Posted at 8:33 AM, Nov 21, 2018
and last updated 2018-11-21 10:33:54-05

MISSOULA – Thanksgiving is just a few days away, with more people hopping onto the interstate to go visit friends and family for dinner.

Montana Highway Patrol has some tips to get you to your final destination safe and sound Thanksgiving morning.

“Slow down pay attention to your driving. Wear your seatbelts. Don’t drink and drive. Take survival gear in your vehicle,” said Montana Highway Patrol Captain Jim Kitchen. “If the roads are bad, if you could go a day before or a half a day before, go ahead and get that done, because that way you get more relax time when you’re there. Don’t push the envelope on the time, that’s one of the biggest things that we see.”

It takes more tortoise than hare to make it to your destination safely over the Thanksgiving holiday.

“Add more time than what you need. If its a three-hour trip, well let’s just make it five hours. Let’s say you are going from here to Billings and it’s a five-hour trip. I would plan on seven-and-a-half hours,” Kitchen said. “If you get there early, great, but if people start pushing it, you know, ‘I need to be there at a certain time or we are going to have dinner at four and I’m going to be late and I start driving fast.’ You get on these bridge decks, they’re going to be iced-up because it’s cold out.”

Because this is Montana in November, continue to look out for those changing road conditions across the state.

“Soon as it starts snowing or the wind starts to blow, you get ice on the bridge deck. You get ice on the roads that are next to the river. Those cause a lot of problems when people aren’t paying attention to that,” Kitchen added.  “It might be bare and dry right here and 40 miles away in Drummond it’s a whiteout. It was that way last Friday.
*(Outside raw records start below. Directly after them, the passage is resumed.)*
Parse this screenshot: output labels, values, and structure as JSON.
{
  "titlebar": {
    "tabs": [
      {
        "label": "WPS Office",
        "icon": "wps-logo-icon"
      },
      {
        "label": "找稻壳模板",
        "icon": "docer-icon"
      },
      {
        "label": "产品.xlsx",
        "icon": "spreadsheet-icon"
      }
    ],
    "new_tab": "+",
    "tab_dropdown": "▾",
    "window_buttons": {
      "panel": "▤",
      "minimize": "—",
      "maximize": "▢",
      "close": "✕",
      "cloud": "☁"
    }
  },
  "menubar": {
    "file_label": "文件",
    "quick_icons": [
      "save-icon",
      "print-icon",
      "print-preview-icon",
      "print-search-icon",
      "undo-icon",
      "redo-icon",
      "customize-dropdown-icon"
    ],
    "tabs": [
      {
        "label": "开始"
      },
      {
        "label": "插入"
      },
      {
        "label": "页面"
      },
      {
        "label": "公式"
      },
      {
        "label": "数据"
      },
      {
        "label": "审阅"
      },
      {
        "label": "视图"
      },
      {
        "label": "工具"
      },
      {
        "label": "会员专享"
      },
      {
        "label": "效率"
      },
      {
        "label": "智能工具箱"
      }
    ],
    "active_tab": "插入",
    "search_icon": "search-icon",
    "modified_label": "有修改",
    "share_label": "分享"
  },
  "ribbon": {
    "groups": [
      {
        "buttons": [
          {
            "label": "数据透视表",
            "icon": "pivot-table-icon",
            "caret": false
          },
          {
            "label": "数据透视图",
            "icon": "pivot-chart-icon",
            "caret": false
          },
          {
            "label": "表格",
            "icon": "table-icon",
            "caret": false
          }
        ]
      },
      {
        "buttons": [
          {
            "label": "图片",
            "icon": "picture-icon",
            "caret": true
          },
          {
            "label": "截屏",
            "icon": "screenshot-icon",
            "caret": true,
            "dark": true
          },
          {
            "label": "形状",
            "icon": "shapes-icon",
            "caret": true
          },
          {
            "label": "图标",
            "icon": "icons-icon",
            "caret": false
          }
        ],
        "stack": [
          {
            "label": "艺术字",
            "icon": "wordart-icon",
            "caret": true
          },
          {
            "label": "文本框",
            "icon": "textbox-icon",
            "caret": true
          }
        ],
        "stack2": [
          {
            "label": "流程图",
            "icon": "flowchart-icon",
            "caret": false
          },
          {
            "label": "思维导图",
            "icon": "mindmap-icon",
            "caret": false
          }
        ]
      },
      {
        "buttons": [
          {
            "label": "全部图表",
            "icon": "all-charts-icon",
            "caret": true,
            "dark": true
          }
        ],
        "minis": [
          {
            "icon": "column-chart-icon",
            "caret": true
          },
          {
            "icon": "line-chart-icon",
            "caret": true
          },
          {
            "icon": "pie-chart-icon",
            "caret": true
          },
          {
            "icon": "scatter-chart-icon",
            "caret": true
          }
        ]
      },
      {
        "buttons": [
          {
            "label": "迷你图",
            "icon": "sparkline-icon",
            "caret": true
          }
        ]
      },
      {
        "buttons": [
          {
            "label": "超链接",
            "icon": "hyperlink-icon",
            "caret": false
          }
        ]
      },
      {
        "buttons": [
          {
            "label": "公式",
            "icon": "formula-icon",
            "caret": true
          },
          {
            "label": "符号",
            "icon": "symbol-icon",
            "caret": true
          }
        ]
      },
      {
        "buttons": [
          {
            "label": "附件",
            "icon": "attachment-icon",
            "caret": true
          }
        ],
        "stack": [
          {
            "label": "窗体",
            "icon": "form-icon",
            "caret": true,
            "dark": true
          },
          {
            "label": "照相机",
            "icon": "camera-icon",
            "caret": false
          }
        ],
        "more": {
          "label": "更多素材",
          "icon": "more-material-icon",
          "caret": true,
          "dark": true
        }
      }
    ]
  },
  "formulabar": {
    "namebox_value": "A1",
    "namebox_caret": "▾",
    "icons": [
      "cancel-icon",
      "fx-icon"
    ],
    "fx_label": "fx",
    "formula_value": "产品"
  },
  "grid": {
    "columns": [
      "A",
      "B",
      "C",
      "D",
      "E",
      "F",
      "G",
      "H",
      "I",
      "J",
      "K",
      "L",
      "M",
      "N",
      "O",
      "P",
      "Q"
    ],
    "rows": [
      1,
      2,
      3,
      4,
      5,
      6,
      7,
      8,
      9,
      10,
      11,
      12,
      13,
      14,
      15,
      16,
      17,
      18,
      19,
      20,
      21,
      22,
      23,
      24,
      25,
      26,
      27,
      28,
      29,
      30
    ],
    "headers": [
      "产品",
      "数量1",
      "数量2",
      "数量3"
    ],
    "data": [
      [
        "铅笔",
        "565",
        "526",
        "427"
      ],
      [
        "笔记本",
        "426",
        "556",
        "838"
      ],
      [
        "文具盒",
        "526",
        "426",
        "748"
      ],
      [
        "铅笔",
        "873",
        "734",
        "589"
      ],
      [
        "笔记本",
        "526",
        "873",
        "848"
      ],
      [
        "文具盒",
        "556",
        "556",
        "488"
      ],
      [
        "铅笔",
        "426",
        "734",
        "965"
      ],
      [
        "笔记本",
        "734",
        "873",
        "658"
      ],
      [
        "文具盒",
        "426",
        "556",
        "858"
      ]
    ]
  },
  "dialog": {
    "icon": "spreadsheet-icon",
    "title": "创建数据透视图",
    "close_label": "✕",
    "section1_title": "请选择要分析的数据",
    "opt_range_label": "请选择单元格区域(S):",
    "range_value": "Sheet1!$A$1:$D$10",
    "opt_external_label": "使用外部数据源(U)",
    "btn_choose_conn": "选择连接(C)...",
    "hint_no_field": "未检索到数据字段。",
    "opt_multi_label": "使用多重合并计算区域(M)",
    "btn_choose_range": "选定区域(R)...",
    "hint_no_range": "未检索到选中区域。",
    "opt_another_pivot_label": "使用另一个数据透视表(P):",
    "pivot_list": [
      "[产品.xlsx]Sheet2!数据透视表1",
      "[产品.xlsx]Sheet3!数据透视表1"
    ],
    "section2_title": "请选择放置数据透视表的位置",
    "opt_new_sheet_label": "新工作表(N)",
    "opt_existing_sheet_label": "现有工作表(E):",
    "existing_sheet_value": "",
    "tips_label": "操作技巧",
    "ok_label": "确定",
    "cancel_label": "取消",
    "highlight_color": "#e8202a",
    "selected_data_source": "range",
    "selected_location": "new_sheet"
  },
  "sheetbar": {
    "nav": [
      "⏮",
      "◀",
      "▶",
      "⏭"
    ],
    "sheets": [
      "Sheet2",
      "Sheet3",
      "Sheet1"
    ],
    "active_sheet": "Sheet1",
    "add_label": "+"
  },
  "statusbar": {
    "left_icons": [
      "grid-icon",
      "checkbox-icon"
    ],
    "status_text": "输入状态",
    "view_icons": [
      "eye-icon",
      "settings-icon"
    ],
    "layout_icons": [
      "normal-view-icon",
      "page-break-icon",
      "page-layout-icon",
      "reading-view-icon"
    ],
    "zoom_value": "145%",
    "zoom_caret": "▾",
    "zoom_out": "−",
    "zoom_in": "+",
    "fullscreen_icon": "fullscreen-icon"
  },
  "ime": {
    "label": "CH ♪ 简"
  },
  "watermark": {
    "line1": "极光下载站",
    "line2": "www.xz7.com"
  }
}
We were going over to Butte and it was a whiteout condition in Drummond and it was fine over here, so be prepared for changing weather.”

MHP uses statistical crash analysis data to try and predict what areas of the road might need their attention more than others.

They also recommend using the MDT website to check on road conditions before you take off.

-Conner McCauley reporting for MTN